How much influence do we want and expect from the U.S. in the modern world? From the heydays of isolationism before WWI to the modern concept of "Realpolitik", America has undergone profound transformations both politically, economically and militarily. We changed from a 'sleeping giant' just before WWII to the most powerful nation on earth after the demise of the Soviet empire.
Our multiple forceful interventions in various parts of the globe have earned us the pejorative appellation of 'imperialistic'. We still have troops in Japan, Korea, Germany and another 20 countries including Iraq, Afghanistan and Kuwait. The main difference with former empires is that we no longer seek adding more territory; we simply consider theses bases as strategically essential to our security and economic interests. That presence has not prevented us from suffering terrorist attacks on our own soil and in various parts of the world.
Realpolitik is the guiding force behind our foreign policy; its definition according to Wikipedia is:" .. politics or diplomacy based primarily on practical considerations". It is therefore to be expected that the U.S. will support dictatorships and authoritarian regimes such as Saudi Arabia, China, Iraq under Sadam Hussein, Cuba before Fidel, Yugoslavia under Tito, Egypt and Jordan in modern times, even though our avowed ideal is to foment democracy. We did nothing to defend Tibet when Chinese troops invaded the Buddhist country because we had no special interest in that part of the world, thereby tacitly recognizing Beijing's rights to annex that small nation. Can we justify our occupation of Puerto Rico? Guam ? Samoa? Etc.
Article IV of our constitution indicates the following :" the congress shall have power to dispose of, and make all needful rules and regulations respecting the territory or other property of the United States;" Without being a specialized lawyer, I can surmise that the quote refers to any conquered territory that is not a state; our Founding Fathers therefore had planned the possibility that the United States might extend the boundaries through military power, although perhaps limiting the scope of the young republic to the American continent.
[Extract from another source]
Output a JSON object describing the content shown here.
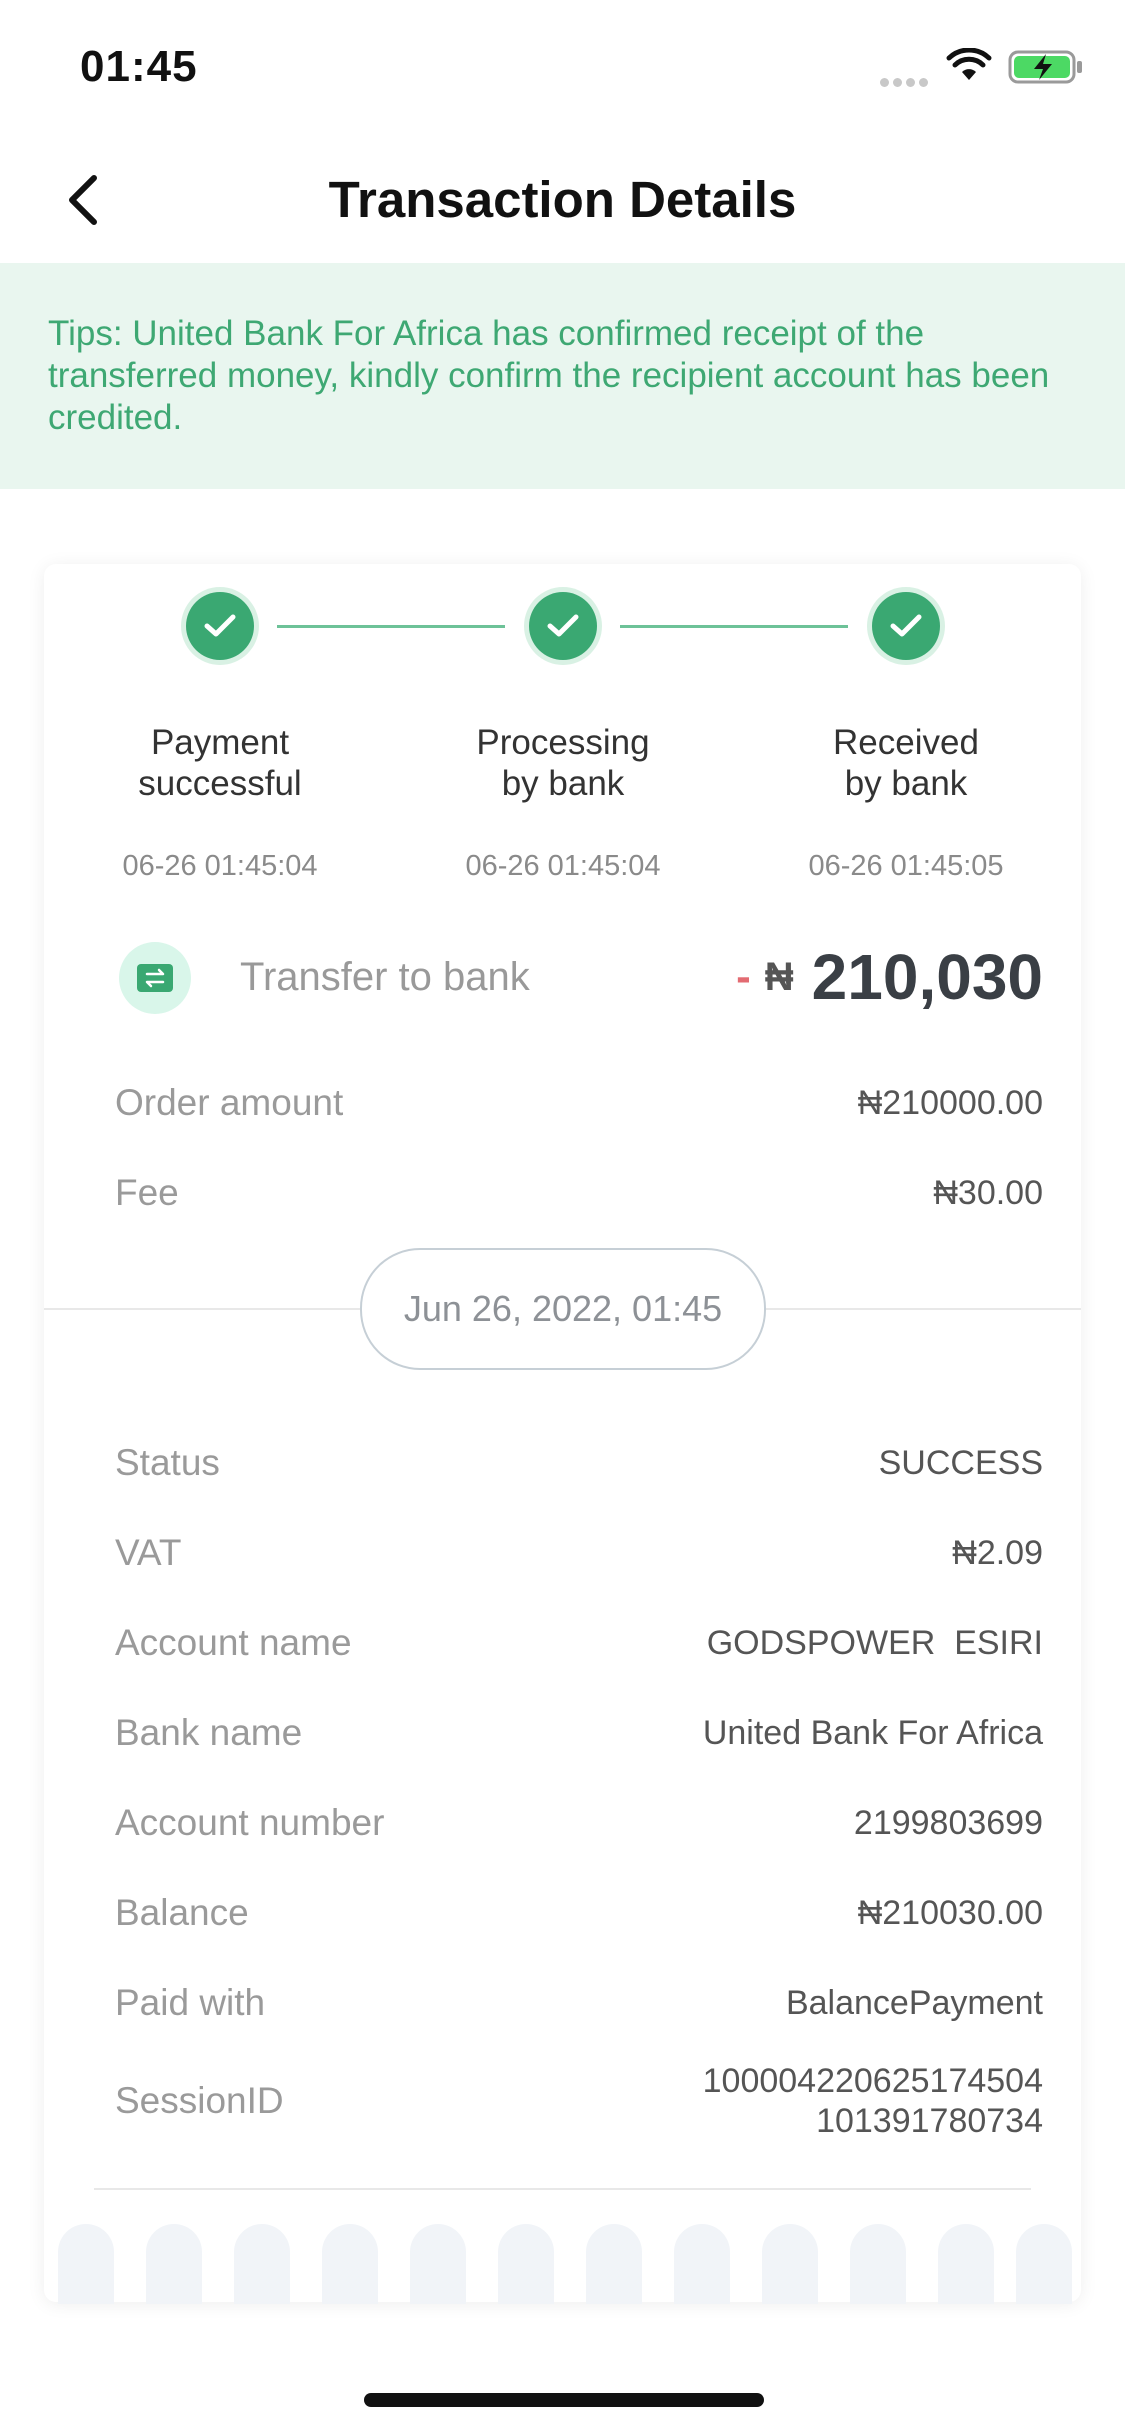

The vigor and strength of the early days during the 19th century when the U.S. exploded as an industrial power, have been replaced by a certain complacency - we are the only superpower left and we can do anything - and by a political bottleneck that effectively impede the solution of urgent national problems. We have been fortunate that the private industry has, in many cases, taken over the search for new venues in replacing fossil fuel for example; our government knew without a doubt 30 years ago that we would eventually run out of oil and yet it only recently made feeble efforts to stimulate the production of ethanol. We knew since FDR and Lyndon Johnson that a large portion of the population does not have access to proper medical care and only recently have the candidates addressed the problem in their presidential campaign. As a "superpower" we should dedicate the majority of our resources, which are considerable, to the welfare of American citizens, including the fight against global warming.
We really need a new social contract and unshackle the modern American ('Man is born free but everywhere is in chains' said Jean-Jacques Rousseau, the Enlightenment philosopher). The average citizen is chained to a big SUV, a never ending mortgage, humongous college costs that rise faster than his income, a Congress that spends his taxes and more on futile overseas ventures, an environment that has become more toxic, medical care that leaves him in debt for the rest of his working life if he has the bad luck of suffering a serious illness and television programs that brainwash him day and night into buying useless trinkets.
We have been lucky to receive thousands of new immigrants every year who dream of achieving their version of the American way of life; we are still strong and vigorous as a nation, but we face the danger of failing our future generations by neglecting the basic values that made us a role model for the rest of the world.